## Your objective
The data below is to be repeated in full, exactly as shown.

───

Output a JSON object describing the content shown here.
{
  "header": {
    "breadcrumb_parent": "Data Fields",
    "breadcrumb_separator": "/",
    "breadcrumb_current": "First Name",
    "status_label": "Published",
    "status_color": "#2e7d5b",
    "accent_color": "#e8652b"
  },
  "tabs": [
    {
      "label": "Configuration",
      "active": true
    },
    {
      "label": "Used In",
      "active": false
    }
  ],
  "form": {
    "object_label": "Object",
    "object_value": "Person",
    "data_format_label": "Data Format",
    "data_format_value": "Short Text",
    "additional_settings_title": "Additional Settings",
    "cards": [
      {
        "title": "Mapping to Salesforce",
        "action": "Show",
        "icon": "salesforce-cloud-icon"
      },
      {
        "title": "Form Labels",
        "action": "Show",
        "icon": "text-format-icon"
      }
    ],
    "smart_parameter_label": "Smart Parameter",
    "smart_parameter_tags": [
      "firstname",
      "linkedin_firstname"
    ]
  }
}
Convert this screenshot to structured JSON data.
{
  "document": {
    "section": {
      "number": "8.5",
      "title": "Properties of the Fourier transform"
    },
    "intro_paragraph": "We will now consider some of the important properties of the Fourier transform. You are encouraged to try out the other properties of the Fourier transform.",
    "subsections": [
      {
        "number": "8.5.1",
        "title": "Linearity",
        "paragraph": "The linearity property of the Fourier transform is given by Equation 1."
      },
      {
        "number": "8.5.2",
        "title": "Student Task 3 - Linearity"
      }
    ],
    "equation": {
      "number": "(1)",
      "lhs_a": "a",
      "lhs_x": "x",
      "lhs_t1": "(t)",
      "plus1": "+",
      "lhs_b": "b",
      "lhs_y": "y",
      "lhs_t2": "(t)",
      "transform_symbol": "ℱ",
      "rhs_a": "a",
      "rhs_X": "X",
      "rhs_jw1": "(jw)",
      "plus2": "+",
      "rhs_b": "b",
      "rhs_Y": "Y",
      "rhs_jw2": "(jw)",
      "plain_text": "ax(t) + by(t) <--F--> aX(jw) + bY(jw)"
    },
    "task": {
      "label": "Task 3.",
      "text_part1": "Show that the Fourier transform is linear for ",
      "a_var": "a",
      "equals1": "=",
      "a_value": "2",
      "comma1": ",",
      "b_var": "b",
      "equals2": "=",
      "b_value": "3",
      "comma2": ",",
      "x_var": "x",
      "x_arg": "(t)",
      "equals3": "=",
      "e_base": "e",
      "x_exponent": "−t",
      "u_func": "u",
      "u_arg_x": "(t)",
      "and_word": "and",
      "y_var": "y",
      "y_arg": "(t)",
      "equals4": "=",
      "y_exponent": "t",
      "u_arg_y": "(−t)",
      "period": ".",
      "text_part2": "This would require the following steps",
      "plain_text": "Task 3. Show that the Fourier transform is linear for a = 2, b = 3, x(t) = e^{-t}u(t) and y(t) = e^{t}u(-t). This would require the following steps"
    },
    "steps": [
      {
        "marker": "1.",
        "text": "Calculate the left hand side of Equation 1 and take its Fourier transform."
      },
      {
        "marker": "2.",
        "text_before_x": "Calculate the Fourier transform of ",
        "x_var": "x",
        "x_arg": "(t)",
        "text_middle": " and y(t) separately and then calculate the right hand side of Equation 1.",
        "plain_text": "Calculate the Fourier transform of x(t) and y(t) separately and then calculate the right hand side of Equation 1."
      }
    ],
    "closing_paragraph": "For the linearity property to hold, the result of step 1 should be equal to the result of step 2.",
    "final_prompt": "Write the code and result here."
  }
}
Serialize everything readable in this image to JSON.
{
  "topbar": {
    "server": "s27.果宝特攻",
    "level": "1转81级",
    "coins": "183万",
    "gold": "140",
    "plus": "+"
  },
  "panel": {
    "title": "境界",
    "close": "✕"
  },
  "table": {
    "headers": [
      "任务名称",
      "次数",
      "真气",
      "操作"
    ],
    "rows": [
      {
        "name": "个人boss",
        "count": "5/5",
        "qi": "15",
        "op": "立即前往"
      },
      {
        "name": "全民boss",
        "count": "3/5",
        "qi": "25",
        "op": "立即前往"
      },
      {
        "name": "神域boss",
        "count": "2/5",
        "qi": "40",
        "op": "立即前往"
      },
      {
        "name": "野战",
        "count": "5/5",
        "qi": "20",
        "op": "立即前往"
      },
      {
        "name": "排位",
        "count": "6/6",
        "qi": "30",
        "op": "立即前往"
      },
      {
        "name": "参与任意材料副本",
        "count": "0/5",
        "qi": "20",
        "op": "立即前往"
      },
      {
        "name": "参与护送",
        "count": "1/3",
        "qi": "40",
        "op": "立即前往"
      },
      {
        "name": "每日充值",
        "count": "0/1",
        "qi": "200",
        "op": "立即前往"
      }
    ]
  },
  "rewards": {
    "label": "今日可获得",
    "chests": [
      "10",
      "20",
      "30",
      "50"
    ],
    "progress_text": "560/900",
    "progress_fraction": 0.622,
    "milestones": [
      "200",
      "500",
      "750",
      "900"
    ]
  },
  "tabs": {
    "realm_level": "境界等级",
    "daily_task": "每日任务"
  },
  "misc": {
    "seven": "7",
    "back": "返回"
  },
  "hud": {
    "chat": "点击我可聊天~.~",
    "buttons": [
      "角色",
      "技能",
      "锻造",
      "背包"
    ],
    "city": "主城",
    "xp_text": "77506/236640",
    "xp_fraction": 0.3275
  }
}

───

## Solution to this problem
Output a JSON object describing the content shown here.
{
  "header": {
    "breadcrumb_parent": "Data Fields",
    "breadcrumb_separator": "/",
    "breadcrumb_current": "First Name",
    "status_label": "Published",
    "status_color": "#2e7d5b",
    "accent_color": "#e8652b"
  },
  "tabs": [
    {
      "label": "Configuration",
      "active": true
    },
    {
      "label": "Used In",
      "active": false
    }
  ],
  "form": {
    "object_label": "Object",
    "object_value": "Person",
    "data_format_label": "Data Format",
    "data_format_value": "Short Text",
    "additional_settings_title": "Additional Settings",
    "cards": [
      {
        "title": "Mapping to Salesforce",
        "action": "Show",
        "icon": "salesforce-cloud-icon"
      },
      {
        "title": "Form Labels",
        "action": "Show",
        "icon": "text-format-icon"
      }
    ],
    "smart_parameter_label": "Smart Parameter",
    "smart_parameter_tags": [
      "firstname",
      "linkedin_firstname"
    ]
  }
}
Convert this screenshot to structured JSON data.
{
  "document": {
    "section": {
      "number": "8.5",
      "title": "Properties of the Fourier transform"
    },
    "intro_paragraph": "We will now consider some of the important properties of the Fourier transform. You are encouraged to try out the other properties of the Fourier transform.",
    "subsections": [
      {
        "number": "8.5.1",
        "title": "Linearity",
        "paragraph": "The linearity property of the Fourier transform is given by Equation 1."
      },
      {
        "number": "8.5.2",
        "title": "Student Task 3 - Linearity"
      }
    ],
    "equation": {
      "number": "(1)",
      "lhs_a": "a",
      "lhs_x": "x",
      "lhs_t1": "(t)",
      "plus1": "+",
      "lhs_b": "b",
      "lhs_y": "y",
      "lhs_t2": "(t)",
      "transform_symbol": "ℱ",
      "rhs_a": "a",
      "rhs_X": "X",
      "rhs_jw1": "(jw)",
      "plus2": "+",
      "rhs_b": "b",
      "rhs_Y": "Y",
      "rhs_jw2": "(jw)",
      "plain_text": "ax(t) + by(t) <--F--> aX(jw) + bY(jw)"
    },
    "task": {
      "label": "Task 3.",
      "text_part1": "Show that the Fourier transform is linear for ",
      "a_var": "a",
      "equals1": "=",
      "a_value": "2",
      "comma1": ",",
      "b_var": "b",
      "equals2": "=",
      "b_value": "3",
      "comma2": ",",
      "x_var": "x",
      "x_arg": "(t)",
      "equals3": "=",
      "e_base": "e",
      "x_exponent": "−t",
      "u_func": "u",
      "u_arg_x": "(t)",
      "and_word": "and",
      "y_var": "y",
      "y_arg": "(t)",
      "equals4": "=",
      "y_exponent": "t",
      "u_arg_y": "(−t)",
      "period": ".",
      "text_part2": "This would require the following steps",
      "plain_text": "Task 3. Show that the Fourier transform is linear for a = 2, b = 3, x(t) = e^{-t}u(t) and y(t) = e^{t}u(-t). This would require the following steps"
    },
    "steps": [
      {
        "marker": "1.",
        "text": "Calculate the left hand side of Equation 1 and take its Fourier transform."
      },
      {
        "marker": "2.",
        "text_before_x": "Calculate the Fourier transform of ",
        "x_var": "x",
        "x_arg": "(t)",
        "text_middle": " and y(t) separately and then calculate the right hand side of Equation 1.",
        "plain_text": "Calculate the Fourier transform of x(t) and y(t) separately and then calculate the right hand side of Equation 1."
      }
    ],
    "closing_paragraph": "For the linearity property to hold, the result of step 1 should be equal to the result of step 2.",
    "final_prompt": "Write the code and result here."
  }
}
Serialize everything readable in this image to JSON.
{
  "topbar": {
    "server": "s27.果宝特攻",
    "level": "1转81级",
    "coins": "183万",
    "gold": "140",
    "plus": "+"
  },
  "panel": {
    "title": "境界",
    "close": "✕"
  },
  "table": {
    "headers": [
      "任务名称",
      "次数",
      "真气",
      "操作"
    ],
    "rows": [
      {
        "name": "个人boss",
        "count": "5/5",
        "qi": "15",
        "op": "立即前往"
      },
      {
        "name": "全民boss",
        "count": "3/5",
        "qi": "25",
        "op": "立即前往"
      },
      {
        "name": "神域boss",
        "count": "2/5",
        "qi": "40",
        "op": "立即前往"
      },
      {
        "name": "野战",
        "count": "5/5",
        "qi": "20",
        "op": "立即前往"
      },
      {
        "name": "排位",
        "count": "6/6",
        "qi": "30",
        "op": "立即前往"
      },
      {
        "name": "参与任意材料副本",
        "count": "0/5",
        "qi": "20",
        "op": "立即前往"
      },
      {
        "name": "参与护送",
        "count": "1/3",
        "qi": "40",
        "op": "立即前往"
      },
      {
        "name": "每日充值",
        "count": "0/1",
        "qi": "200",
        "op": "立即前往"
      }
    ]
  },
  "rewards": {
    "label": "今日可获得",
    "chests": [
      "10",
      "20",
      "30",
      "50"
    ],
    "progress_text": "560/900",
    "progress_fraction": 0.622,
    "milestones": [
      "200",
      "500",
      "750",
      "900"
    ]
  },
  "tabs": {
    "realm_level": "境界等级",
    "daily_task": "每日任务"
  },
  "misc": {
    "seven": "7",
    "back": "返回"
  },
  "hud": {
    "chat": "点击我可聊天~.~",
    "buttons": [
      "角色",
      "技能",
      "锻造",
      "背包"
    ],
    "city": "主城",
    "xp_text": "77506/236640",
    "xp_fraction": 0.3275
  }
}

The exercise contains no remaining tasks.